The six projects set to share in the €25m are:

  • Dr Timothy McCarthy, Maynooth University - National Autonomous Technologies Data Platform (NATDaP) will provide valuable open Autonomous Technology data (including driverless vehicles, A.I., robotics and drones) from collaborating Higher Education Institutes across Ireland, which can be accessed by a much wider community, including researchers and industry collaborators.

  • Prof Kingston Mills, Trinity College Dublin - Next generation flow cytometry and single cell gene analysis – this cutting-edge infrastructure, the only of its kind in a biomedical research Institute or a hospital site in Ireland, will significantly enhance Trinity College Dublin’s cytometry suite capability, enabling rapid analysis for clinical samples.
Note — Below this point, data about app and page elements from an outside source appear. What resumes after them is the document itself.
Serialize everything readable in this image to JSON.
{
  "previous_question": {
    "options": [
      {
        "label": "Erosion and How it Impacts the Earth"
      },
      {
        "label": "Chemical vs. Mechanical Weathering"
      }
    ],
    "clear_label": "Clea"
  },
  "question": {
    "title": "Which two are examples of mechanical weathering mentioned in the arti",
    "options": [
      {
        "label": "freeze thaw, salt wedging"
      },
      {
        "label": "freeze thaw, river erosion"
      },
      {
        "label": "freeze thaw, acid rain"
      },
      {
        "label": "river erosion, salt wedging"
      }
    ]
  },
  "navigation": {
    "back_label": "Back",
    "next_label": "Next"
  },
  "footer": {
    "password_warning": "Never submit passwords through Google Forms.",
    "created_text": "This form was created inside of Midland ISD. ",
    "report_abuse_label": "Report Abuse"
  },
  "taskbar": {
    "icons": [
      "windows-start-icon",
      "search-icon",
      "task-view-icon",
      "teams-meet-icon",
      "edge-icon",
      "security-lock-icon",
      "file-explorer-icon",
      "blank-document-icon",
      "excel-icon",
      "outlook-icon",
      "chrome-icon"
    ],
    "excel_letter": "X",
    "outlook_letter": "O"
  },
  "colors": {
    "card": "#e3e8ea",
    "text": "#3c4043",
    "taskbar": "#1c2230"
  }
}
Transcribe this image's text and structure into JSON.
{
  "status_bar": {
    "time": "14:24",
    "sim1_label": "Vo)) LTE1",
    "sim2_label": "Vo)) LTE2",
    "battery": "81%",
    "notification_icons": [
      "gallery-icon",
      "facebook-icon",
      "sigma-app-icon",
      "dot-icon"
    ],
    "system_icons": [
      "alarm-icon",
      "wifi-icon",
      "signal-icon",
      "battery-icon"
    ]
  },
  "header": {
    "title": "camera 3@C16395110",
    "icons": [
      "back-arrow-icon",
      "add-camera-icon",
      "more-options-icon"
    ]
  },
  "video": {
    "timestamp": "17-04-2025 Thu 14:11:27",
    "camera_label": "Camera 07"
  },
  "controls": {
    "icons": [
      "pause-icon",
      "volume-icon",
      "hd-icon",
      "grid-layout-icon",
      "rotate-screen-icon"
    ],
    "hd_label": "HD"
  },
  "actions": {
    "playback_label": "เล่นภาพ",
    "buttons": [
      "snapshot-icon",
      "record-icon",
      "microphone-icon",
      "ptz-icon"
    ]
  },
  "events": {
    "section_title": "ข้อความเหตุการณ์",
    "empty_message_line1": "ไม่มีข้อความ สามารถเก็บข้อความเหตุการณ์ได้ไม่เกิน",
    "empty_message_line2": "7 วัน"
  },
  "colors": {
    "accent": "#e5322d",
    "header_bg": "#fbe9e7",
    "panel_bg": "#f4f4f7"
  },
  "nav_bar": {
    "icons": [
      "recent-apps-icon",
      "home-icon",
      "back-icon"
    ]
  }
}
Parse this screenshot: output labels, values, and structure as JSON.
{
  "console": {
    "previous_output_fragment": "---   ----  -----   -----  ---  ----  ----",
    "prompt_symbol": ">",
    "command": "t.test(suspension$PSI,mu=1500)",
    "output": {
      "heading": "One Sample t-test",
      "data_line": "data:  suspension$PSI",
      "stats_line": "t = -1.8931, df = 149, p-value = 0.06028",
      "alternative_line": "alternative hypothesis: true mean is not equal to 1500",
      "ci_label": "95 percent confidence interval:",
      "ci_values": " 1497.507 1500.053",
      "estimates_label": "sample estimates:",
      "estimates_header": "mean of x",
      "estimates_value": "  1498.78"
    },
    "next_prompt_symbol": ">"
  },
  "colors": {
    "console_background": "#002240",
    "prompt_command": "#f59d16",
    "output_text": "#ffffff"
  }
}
  • Prof Mani Ramaswami, Trinity College Dublin - Ultra Low Noise Digital 3T MRI which will enable new programmes of research at three SFI Research Centres and permit participation in international consortia including Horizon 2020. This new MRI scanner will allow Ireland to lead in neurodevelopmental research on infants and children, and in the areas of ADHD, depression, psychosis and Alzheimer’s disease.

  • Dr Graeme Maxwell, Tyndall National Institute - Tyndall 200mm FlexiFab - core (national) infrastructure upgrade which will enhance equipment to enable processing on 200mm (8 inch) wafers, a unique asset needed to drive future innovation in ICT research and industry in Ireland.

  • Mr. Michael Gillooly, Marine Institute - EirOOS Irish Ocean Observing System: A component of the European Ocean Observing System (EOOS) will further scientific and technical research capacity in key areas such as sea level science, ocean circulation and carbon sequestration allowing us to understand the connection between Ireland and the Atlantic. This infrastructure will also increase opportunities to participate in European funded initiatives under Horizon 2020 and more.

  • Prof Walter Kolch, University College Dublin - A national platform for comprehensive molecular analysis (CMAP) underpinning chemistry, the bioeconomy, and precision oncology research: from molecules to microorganisms and humans. CMAP will not only enhance Ireland’s competitiveness to participate in and lead international research, it will also support research in five national priority areas, contributing to a more sustainable environment, better healthcare, and the creation of high-quality jobs.

By: David Kearns, Digital Journalist / Media Officer, UCD University Relations